Using the data that follows, give the number of lines in which the word "Вопрос" occurs. Write only the number.

:::

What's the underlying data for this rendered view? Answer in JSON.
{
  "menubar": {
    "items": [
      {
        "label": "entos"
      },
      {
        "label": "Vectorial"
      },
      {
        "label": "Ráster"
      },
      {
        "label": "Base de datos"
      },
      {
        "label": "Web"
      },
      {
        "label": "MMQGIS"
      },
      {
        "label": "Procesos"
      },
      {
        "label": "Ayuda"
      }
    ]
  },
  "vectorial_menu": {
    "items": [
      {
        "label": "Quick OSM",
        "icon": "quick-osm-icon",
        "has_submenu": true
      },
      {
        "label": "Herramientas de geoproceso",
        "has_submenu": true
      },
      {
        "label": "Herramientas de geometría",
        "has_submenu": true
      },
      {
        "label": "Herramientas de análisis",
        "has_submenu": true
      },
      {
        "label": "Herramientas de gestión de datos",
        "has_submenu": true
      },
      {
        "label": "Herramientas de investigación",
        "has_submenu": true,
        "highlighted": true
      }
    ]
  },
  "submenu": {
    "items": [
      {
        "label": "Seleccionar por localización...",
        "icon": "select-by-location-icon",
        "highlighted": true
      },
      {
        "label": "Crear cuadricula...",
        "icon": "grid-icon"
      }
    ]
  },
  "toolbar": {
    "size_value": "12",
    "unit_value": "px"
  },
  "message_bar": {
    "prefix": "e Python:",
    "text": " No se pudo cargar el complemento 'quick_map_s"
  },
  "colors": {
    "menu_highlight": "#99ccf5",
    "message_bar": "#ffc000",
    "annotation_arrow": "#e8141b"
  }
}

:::

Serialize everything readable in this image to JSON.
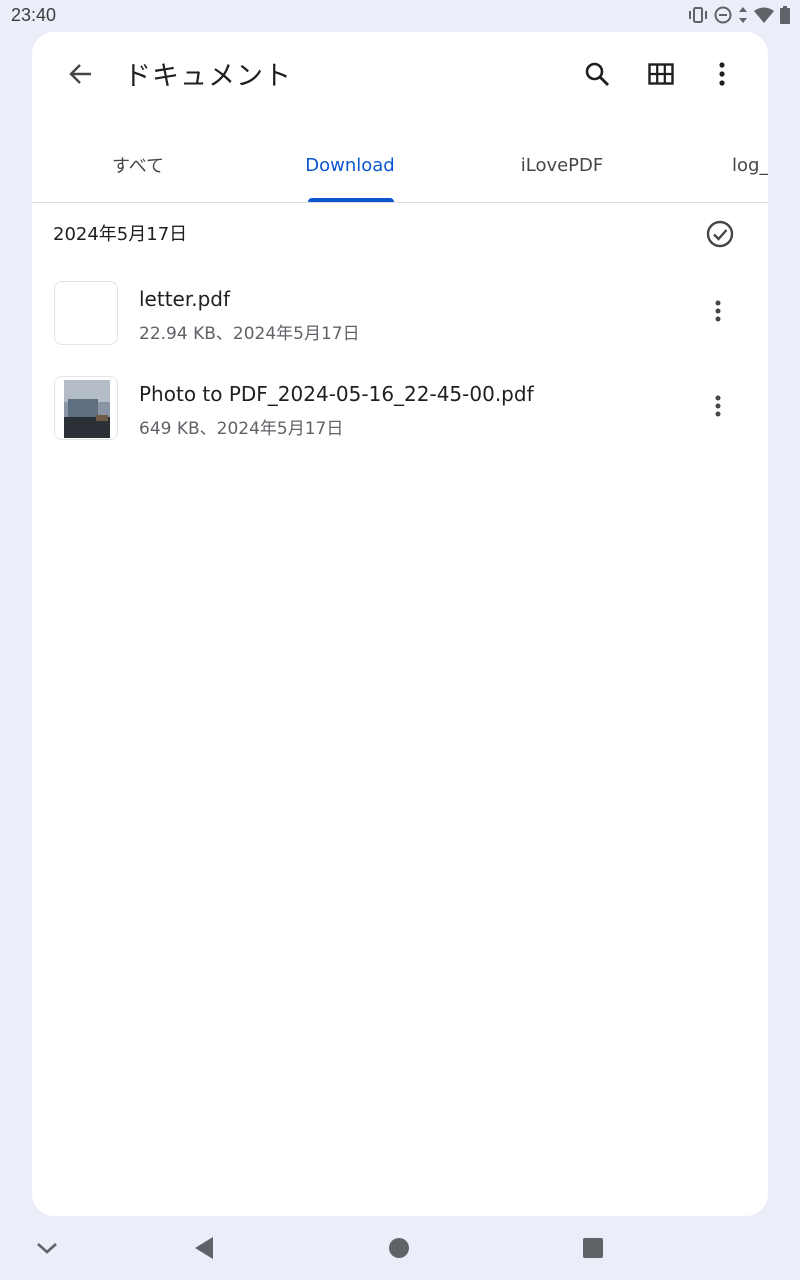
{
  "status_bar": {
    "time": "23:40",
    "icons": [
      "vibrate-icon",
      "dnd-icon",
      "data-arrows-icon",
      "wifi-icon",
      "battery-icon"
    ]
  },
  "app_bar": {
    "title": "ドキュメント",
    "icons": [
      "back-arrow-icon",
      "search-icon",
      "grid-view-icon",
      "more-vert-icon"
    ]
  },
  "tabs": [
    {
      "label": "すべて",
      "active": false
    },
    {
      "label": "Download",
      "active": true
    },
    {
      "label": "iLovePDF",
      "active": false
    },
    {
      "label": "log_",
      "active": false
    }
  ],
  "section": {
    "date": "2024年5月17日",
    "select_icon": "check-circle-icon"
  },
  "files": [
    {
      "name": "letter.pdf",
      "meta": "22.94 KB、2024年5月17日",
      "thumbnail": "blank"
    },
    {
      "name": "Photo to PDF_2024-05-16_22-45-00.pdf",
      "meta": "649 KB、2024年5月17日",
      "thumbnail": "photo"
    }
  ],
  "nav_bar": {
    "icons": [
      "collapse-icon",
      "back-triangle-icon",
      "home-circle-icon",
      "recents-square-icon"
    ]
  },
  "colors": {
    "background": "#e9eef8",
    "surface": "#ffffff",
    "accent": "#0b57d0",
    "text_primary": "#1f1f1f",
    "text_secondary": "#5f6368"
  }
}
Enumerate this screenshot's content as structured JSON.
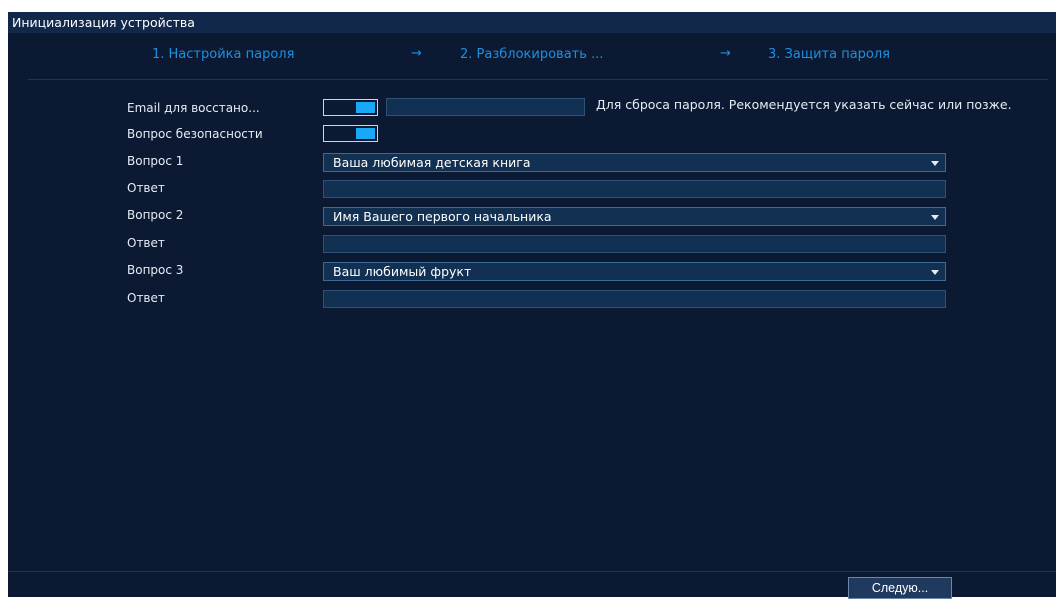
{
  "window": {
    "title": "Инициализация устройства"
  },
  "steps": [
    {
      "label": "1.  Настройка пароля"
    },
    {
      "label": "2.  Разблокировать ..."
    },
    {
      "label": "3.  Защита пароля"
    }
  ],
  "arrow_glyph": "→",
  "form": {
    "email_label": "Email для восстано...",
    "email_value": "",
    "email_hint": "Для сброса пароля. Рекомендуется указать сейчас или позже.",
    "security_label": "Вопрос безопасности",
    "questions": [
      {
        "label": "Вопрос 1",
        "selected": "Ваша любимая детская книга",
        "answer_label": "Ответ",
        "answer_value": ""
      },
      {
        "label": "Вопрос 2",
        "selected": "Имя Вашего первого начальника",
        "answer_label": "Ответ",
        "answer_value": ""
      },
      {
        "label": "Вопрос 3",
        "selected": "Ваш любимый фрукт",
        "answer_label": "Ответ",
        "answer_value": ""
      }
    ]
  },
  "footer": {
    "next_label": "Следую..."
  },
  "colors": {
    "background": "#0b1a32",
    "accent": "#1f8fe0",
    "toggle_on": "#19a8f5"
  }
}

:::

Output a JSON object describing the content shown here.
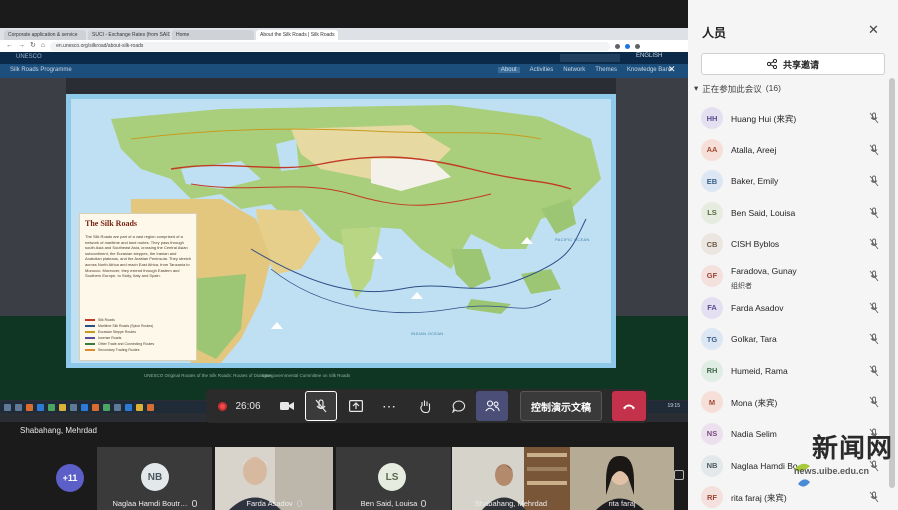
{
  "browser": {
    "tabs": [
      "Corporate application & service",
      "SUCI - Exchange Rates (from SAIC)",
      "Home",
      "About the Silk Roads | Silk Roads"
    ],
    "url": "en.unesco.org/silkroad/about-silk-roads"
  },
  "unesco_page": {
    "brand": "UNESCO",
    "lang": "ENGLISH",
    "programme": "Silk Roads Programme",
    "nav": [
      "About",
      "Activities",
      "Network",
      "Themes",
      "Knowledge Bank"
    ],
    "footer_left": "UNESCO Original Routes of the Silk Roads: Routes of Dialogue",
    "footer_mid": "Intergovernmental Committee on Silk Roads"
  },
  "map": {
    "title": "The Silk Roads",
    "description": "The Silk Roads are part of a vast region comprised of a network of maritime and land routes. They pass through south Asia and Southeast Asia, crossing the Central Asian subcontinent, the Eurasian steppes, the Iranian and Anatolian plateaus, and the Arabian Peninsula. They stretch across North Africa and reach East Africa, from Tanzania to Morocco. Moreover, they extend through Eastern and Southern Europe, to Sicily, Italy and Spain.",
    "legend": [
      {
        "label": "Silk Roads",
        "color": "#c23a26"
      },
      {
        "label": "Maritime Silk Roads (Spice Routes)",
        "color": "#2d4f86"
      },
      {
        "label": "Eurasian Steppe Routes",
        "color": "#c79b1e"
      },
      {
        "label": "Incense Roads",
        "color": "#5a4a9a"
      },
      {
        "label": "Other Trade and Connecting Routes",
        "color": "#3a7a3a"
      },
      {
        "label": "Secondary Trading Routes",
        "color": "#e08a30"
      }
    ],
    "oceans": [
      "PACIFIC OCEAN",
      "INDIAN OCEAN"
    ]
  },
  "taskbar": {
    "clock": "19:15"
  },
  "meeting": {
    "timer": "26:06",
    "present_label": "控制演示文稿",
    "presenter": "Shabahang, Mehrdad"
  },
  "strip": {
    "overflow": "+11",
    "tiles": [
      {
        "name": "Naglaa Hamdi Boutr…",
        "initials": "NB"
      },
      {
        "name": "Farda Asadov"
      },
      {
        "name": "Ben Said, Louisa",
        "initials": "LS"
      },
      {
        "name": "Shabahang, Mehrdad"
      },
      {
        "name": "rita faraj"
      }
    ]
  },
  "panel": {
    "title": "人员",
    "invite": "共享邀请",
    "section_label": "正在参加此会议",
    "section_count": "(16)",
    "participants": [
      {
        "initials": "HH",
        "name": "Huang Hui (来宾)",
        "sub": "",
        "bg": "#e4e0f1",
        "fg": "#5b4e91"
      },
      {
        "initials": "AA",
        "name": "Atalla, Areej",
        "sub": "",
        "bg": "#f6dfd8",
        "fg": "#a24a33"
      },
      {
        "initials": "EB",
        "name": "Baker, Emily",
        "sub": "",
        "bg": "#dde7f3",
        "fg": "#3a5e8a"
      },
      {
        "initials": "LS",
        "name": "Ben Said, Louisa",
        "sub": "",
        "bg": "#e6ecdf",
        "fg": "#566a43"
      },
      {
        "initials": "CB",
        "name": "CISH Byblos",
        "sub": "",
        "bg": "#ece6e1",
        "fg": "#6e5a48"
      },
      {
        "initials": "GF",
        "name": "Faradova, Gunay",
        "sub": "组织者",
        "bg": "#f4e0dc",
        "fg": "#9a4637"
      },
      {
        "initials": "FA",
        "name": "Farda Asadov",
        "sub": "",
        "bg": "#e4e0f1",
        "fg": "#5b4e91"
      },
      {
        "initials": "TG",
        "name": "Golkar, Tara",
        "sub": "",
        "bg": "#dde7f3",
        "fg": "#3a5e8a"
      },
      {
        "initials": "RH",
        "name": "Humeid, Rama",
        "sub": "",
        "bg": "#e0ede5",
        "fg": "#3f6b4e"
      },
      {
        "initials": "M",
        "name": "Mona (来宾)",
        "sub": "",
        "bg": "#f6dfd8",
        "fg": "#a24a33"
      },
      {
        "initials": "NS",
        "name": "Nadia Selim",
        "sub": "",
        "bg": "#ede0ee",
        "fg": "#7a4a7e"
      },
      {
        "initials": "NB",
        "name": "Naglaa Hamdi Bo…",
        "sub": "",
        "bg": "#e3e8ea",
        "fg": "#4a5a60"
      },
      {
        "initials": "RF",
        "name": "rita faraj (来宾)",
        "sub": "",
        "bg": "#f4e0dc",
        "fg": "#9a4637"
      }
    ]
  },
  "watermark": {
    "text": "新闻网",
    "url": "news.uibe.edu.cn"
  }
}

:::

### YOUR SOLUTION:
4